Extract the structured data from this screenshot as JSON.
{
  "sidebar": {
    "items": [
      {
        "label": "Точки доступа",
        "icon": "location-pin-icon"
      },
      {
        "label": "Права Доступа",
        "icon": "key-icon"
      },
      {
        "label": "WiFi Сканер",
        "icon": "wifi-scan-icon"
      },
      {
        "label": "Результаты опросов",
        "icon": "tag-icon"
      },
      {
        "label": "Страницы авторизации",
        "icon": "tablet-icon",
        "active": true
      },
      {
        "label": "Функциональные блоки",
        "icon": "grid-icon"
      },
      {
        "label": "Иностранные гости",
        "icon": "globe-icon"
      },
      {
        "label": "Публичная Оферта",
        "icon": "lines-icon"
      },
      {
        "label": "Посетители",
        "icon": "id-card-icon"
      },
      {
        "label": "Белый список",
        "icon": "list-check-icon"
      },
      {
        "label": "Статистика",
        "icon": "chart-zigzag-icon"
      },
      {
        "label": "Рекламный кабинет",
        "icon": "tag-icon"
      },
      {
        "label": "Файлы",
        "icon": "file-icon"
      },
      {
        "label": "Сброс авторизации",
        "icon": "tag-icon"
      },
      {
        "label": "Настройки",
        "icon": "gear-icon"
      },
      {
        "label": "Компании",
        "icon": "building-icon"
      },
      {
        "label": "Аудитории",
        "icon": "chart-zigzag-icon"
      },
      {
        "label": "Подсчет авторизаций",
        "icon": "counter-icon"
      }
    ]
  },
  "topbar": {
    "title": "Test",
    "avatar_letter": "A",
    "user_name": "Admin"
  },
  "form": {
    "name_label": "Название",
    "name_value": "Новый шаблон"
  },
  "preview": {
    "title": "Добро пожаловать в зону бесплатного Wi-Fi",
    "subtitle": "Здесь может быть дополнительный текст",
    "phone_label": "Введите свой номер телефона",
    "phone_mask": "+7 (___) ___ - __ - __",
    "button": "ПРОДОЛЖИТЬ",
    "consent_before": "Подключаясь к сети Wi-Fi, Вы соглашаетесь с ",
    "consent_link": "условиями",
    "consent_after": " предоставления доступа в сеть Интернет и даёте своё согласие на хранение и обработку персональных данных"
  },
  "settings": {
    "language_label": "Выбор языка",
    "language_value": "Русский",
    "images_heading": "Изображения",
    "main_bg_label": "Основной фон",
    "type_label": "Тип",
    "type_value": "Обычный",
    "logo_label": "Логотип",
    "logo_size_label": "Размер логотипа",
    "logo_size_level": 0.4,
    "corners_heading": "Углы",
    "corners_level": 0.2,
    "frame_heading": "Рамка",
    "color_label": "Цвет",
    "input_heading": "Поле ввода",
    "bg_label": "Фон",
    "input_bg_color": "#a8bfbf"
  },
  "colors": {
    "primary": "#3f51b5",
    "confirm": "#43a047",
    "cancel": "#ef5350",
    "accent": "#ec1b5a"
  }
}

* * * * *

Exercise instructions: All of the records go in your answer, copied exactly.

Result below:
Extract the structured data from this screenshot as JSON.
{
  "sidebar": {
    "items": [
      {
        "label": "Точки доступа",
        "icon": "location-pin-icon"
      },
      {
        "label": "Права Доступа",
        "icon": "key-icon"
      },
      {
        "label": "WiFi Сканер",
        "icon": "wifi-scan-icon"
      },
      {
        "label": "Результаты опросов",
        "icon": "tag-icon"
      },
      {
        "label": "Страницы авторизации",
        "icon": "tablet-icon",
        "active": true
      },
      {
        "label": "Функциональные блоки",
        "icon": "grid-icon"
      },
      {
        "label": "Иностранные гости",
        "icon": "globe-icon"
      },
      {
        "label": "Публичная Оферта",
        "icon": "lines-icon"
      },
      {
        "label": "Посетители",
        "icon": "id-card-icon"
      },
      {
        "label": "Белый список",
        "icon": "list-check-icon"
      },
      {
        "label": "Статистика",
        "icon": "chart-zigzag-icon"
      },
      {
        "label": "Рекламный кабинет",
        "icon": "tag-icon"
      },
      {
        "label": "Файлы",
        "icon": "file-icon"
      },
      {
        "label": "Сброс авторизации",
        "icon": "tag-icon"
      },
      {
        "label": "Настройки",
        "icon": "gear-icon"
      },
      {
        "label": "Компании",
        "icon": "building-icon"
      },
      {
        "label": "Аудитории",
        "icon": "chart-zigzag-icon"
      },
      {
        "label": "Подсчет авторизаций",
        "icon": "counter-icon"
      }
    ]
  },
  "topbar": {
    "title": "Test",
    "avatar_letter": "A",
    "user_name": "Admin"
  },
  "form": {
    "name_label": "Название",
    "name_value": "Новый шаблон"
  },
  "preview": {
    "title": "Добро пожаловать в зону бесплатного Wi-Fi",
    "subtitle": "Здесь может быть дополнительный текст",
    "phone_label": "Введите свой номер телефона",
    "phone_mask": "+7 (___) ___ - __ - __",
    "button": "ПРОДОЛЖИТЬ",
    "consent_before": "Подключаясь к сети Wi-Fi, Вы соглашаетесь с ",
    "consent_link": "условиями",
    "consent_after": " предоставления доступа в сеть Интернет и даёте своё согласие на хранение и обработку персональных данных"
  },
  "settings": {
    "language_label": "Выбор языка",
    "language_value": "Русский",
    "images_heading": "Изображения",
    "main_bg_label": "Основной фон",
    "type_label": "Тип",
    "type_value": "Обычный",
    "logo_label": "Логотип",
    "logo_size_label": "Размер логотипа",
    "logo_size_level": 0.4,
    "corners_heading": "Углы",
    "corners_level": 0.2,
    "frame_heading": "Рамка",
    "color_label": "Цвет",
    "input_heading": "Поле ввода",
    "bg_label": "Фон",
    "input_bg_color": "#a8bfbf"
  },
  "colors": {
    "primary": "#3f51b5",
    "confirm": "#43a047",
    "cancel": "#ef5350",
    "accent": "#ec1b5a"
  }
}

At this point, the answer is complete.